TWO AND THRU, ONE AND DONE
There have been occasions where team-issued, game-worn jerseys have been discarded for various reasons after only one or two uses. The Shirt will study three such don’t-blink-or-you’ll-miss-’em appearances of game garb.
1997 Cubs alternates:
The Cubs again ordered blue game jerseys as a third style in 1997 (“again” will be further explained in my next article). Blue knit jerseys were ordered from Russell, and, unlike most Cubs gamers, were devoid of collar strip tagging. The only notations in the jerseys were markered set numbers (1 or 2) made on the tail-located Russell labels.
Usage, based on what I found, was limited to two August road games, with a loss in the second of the pair convincing the team to shelve the blue tops. When the blue tops were reintroduced in 1998, they were tagged in normal Cubs fashion, and were included as part of the uniform rotation, along with the home whites with blue pinstripes and the road greys.
Examples of this twice-worn style have filtered into the hobby through the various team sales held at Wrigley field each September and the winter Cubs Convention.
1984 Browns preseason:
Someone in the Cleveland Browns hierarchy got the bright idea of ordering game jerseys from Sand-Knit with ORANGE numbers and putting them in players’ lockers for the 1984 preseason. After all, orange is as much a team color of the Browns as is brown…what could go wrong?

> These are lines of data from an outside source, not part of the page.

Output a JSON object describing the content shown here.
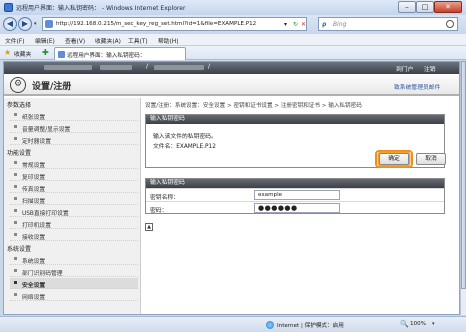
{
  "window": {
    "title": "远程用户界面：输入私钥密码：",
    "title_suffix": "- Windows Internet Explorer",
    "min_glyph": "–",
    "max_glyph": "□",
    "close_glyph": "✕"
  },
  "address_bar": {
    "url": "http://192.168.0.215/m_sec_key_reg_set.html?id=1&file=EXAMPLE.P12",
    "search_placeholder": "Bing"
  },
  "menu": [
    "文件(F)",
    "编辑(E)",
    "查看(V)",
    "收藏夹(A)",
    "工具(T)",
    "帮助(H)"
  ],
  "favorites": {
    "label": "收藏夹",
    "tab_title": "远程用户界面：输入私钥密码："
  },
  "remote_ui": {
    "top_separator": "/",
    "portal_link": "到门户",
    "logout_link": "注销",
    "heading": "设置/注册",
    "admin_email": "致系统管理员邮件"
  },
  "sidebar": {
    "sections": [
      {
        "title": "参数选择",
        "items": [
          "纸张设置",
          "音量调整/显示设置",
          "定时器设置"
        ]
      },
      {
        "title": "功能设置",
        "items": [
          "常规设置",
          "复印设置",
          "传真设置",
          "扫描设置",
          "USB直接打印设置",
          "打印机设置",
          "接收设置"
        ]
      },
      {
        "title": "系统设置",
        "items": [
          "系统设置",
          "部门识别码管理",
          "安全设置",
          "网络设置"
        ]
      }
    ],
    "active_item": "安全设置"
  },
  "breadcrumb": "设置/注册：系统设置：安全设置 > 密钥和证书设置 > 注册密钥和证书 > 输入私钥密码",
  "dialog": {
    "header": "输入私钥密码",
    "message": "输入该文件的私钥密码。",
    "file_label": "文件名：",
    "file_name": "EXAMPLE.P12",
    "ok_label": "确定",
    "cancel_label": "取消"
  },
  "key_form": {
    "header": "输入私钥密码",
    "key_name_label": "密钥名称：",
    "key_name_value": "example",
    "password_label": "密码：",
    "password_value": "●●●●●●"
  },
  "statusbar": {
    "zone": "Internet | 保护模式：启用",
    "zoom": "100%"
  }
}
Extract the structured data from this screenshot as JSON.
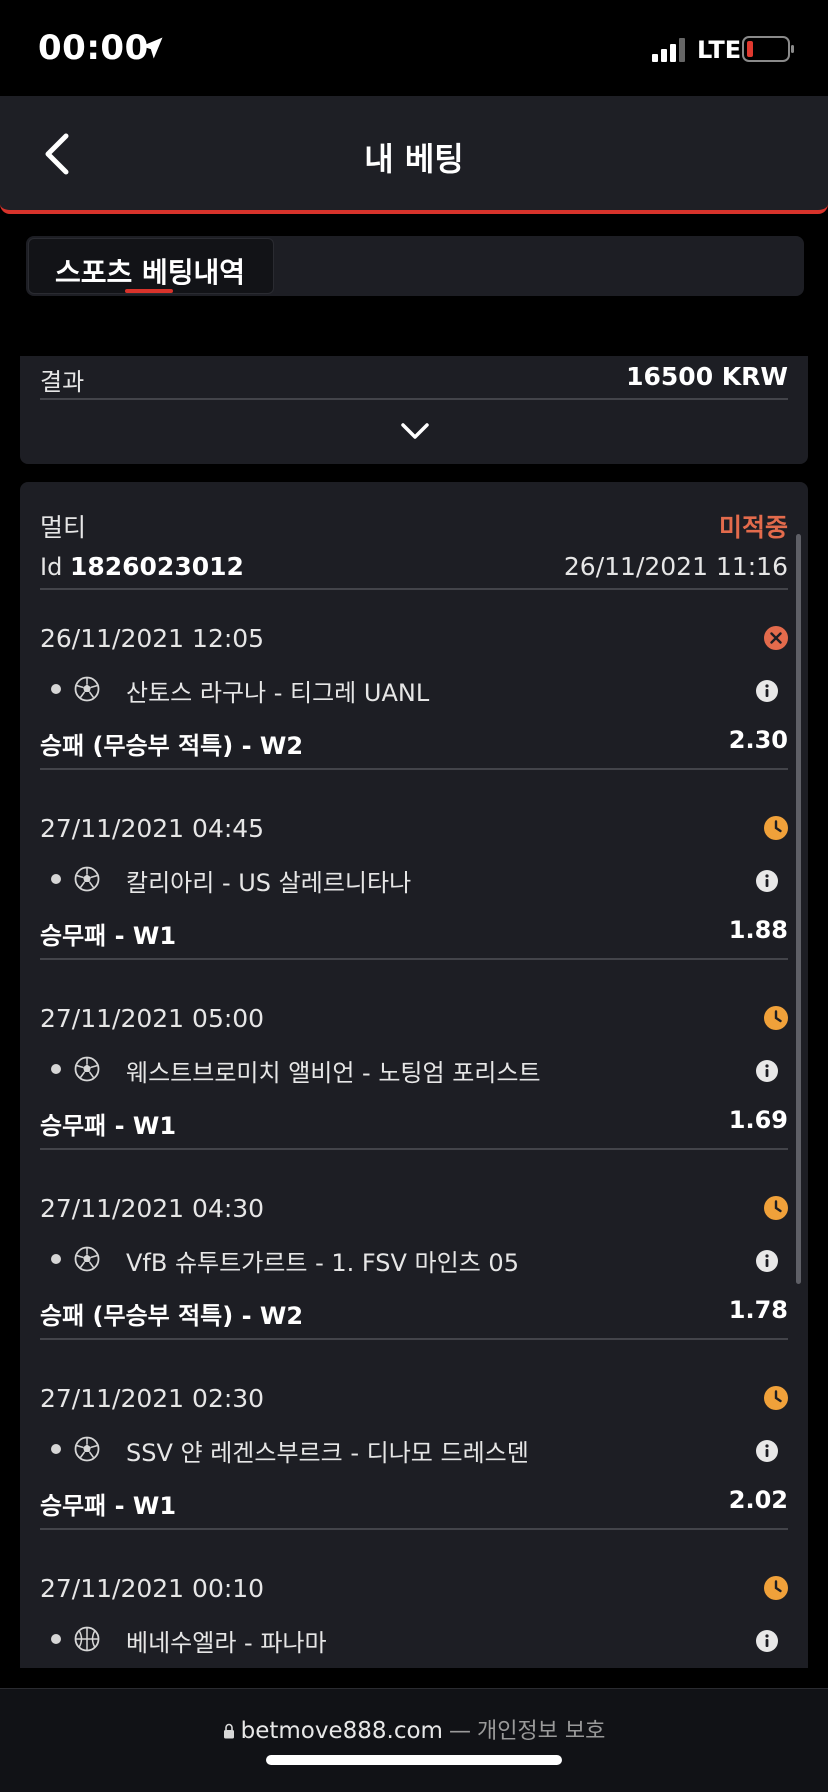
{
  "status_bar": {
    "time": "00:00",
    "network": "LTE",
    "icons": [
      "location-arrow-icon",
      "signal-icon",
      "battery-icon"
    ]
  },
  "header": {
    "title": "내 베팅",
    "icons": [
      "back-chevron-icon"
    ]
  },
  "tabs": [
    {
      "label": "스포츠 베팅내역",
      "active": true
    }
  ],
  "summary": {
    "label": "결과",
    "value": "16500 KRW",
    "icons": [
      "chevron-down-icon"
    ]
  },
  "bet": {
    "type": "멀티",
    "status": "미적중",
    "id_label": "Id",
    "id": "1826023012",
    "date": "26/11/2021 11:16",
    "events": [
      {
        "time": "26/11/2021 12:05",
        "status_icon": "lost-x-icon",
        "sport_icon": "soccer-ball-icon",
        "match": "산토스 라구나 - 티그레 UANL",
        "market": "승패 (무승부 적특) - W2",
        "odds": "2.30"
      },
      {
        "time": "27/11/2021 04:45",
        "status_icon": "pending-clock-icon",
        "sport_icon": "soccer-ball-icon",
        "match": "칼리아리 - US 살레르니타나",
        "market": "승무패 - W1",
        "odds": "1.88"
      },
      {
        "time": "27/11/2021 05:00",
        "status_icon": "pending-clock-icon",
        "sport_icon": "soccer-ball-icon",
        "match": "웨스트브로미치 앨비언 - 노팅엄 포리스트",
        "market": "승무패 - W1",
        "odds": "1.69"
      },
      {
        "time": "27/11/2021 04:30",
        "status_icon": "pending-clock-icon",
        "sport_icon": "soccer-ball-icon",
        "match": "VfB 슈투트가르트 - 1. FSV 마인츠 05",
        "market": "승패 (무승부 적특) - W2",
        "odds": "1.78"
      },
      {
        "time": "27/11/2021 02:30",
        "status_icon": "pending-clock-icon",
        "sport_icon": "soccer-ball-icon",
        "match": "SSV 얀 레겐스부르크 - 디나모 드레스덴",
        "market": "승무패 - W1",
        "odds": "2.02"
      },
      {
        "time": "27/11/2021 00:10",
        "status_icon": "pending-clock-icon",
        "sport_icon": "basketball-icon",
        "match": "베네수엘라 - 파나마",
        "market": "",
        "odds": ""
      }
    ]
  },
  "footer": {
    "domain": "betmove888.com",
    "separator": "—",
    "privacy": "개인정보 보호",
    "icons": [
      "lock-icon"
    ]
  },
  "colors": {
    "accent_red": "#d8332b",
    "lost": "#e36b4c",
    "pending": "#f0a13a",
    "card_bg": "#1d1e24"
  }
}
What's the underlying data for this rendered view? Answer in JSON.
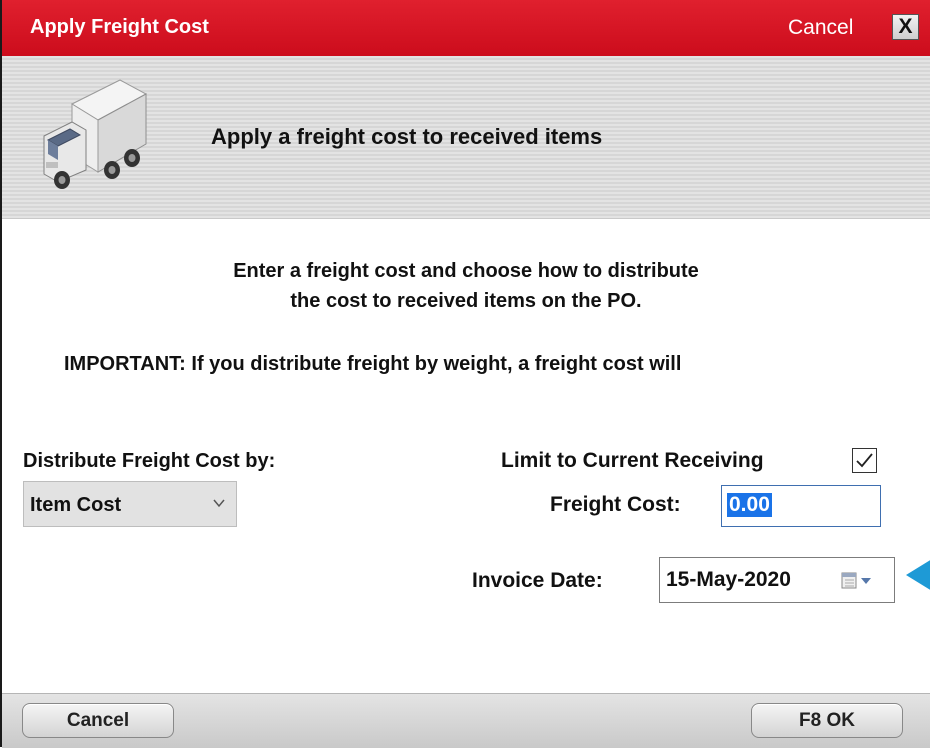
{
  "window": {
    "title": "Apply Freight Cost",
    "cancel_label": "Cancel",
    "close_label": "X"
  },
  "header": {
    "title": "Apply a freight cost to received items",
    "icon": "truck-icon"
  },
  "instructions": {
    "line1": "Enter a freight cost and choose how to distribute",
    "line2": "the cost to received items on the PO.",
    "important": "IMPORTANT: If you distribute freight by weight, a freight cost will"
  },
  "form": {
    "distribute_label": "Distribute Freight Cost by:",
    "distribute_value": "Item Cost",
    "limit_label": "Limit to Current Receiving",
    "limit_checked": true,
    "freight_label": "Freight Cost:",
    "freight_value": "0.00",
    "invoice_label": "Invoice Date:",
    "invoice_value": "15-May-2020"
  },
  "footer": {
    "cancel_label": "Cancel",
    "ok_label": "F8 OK"
  },
  "colors": {
    "titlebar": "#d91424",
    "selection": "#1a73e8",
    "pointer": "#1e9ad6"
  }
}
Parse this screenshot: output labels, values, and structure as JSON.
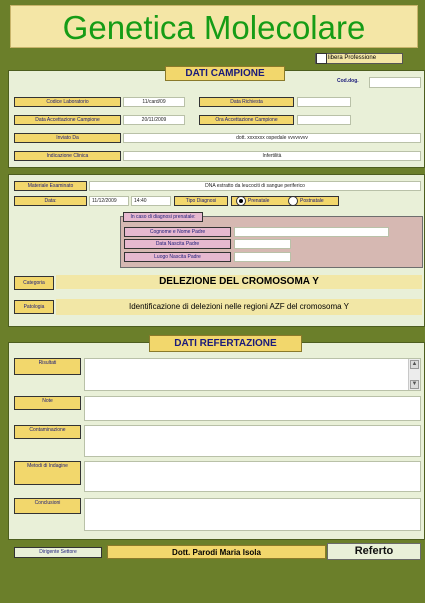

The Browns’ first NFL exhibition game was in Cleveland, with the team clad in the home brown shirts with, this time, orange numerals. It ended up being the ONLY time with orange numerals. Unplanned in the whole idea was the great difficulty fans in the stands and watching on TV had in deciphering the orange digits on the brown jersey fabric. A multitude of complaints from irate Browns rooters convinced the team that once was enough. As for the road whites…tune in next time.
1979 Phillies burgundy:
While the Phils wore a Wilson-issued burgundy BP jersey throughout 1979, another brainstorm somewhere in the front office decreed that the team wear an alternate top on specific occasions which was also burgundy and with white racing stripes.
Rawlings was commissioned to produce these unies, and the team was clad in these eye-catching tops for one game, and, again, one game only. This time, though, instead of fans’ griping leading to the style’s demise, grumbling and grousing from Phillies players ended the brief experiment. Quite simply, the players, almost to a man, hated them, with Greg Luzinski one of the style’s most vocal critics.
Hobbyists lucked out on this fashion failure, however. The following year, the team offered the uniforms on a first-come, first-served, team choice basisi for $200 a set. It would turn out to be one heck of a deal if you were lucky enough to land a Schmidt or Carlton, and potentially not-so-fortunate if you opened up your parcel and found the bat boy’s uniform (though I recall receiving a note from the collector who did end up with the Bat Boy outfit, indicating pleasure with his purchase, so if he’s happy, who am I to quibble?)
Next time: Three styles that were rejected without being used by their intended recipients. Be there!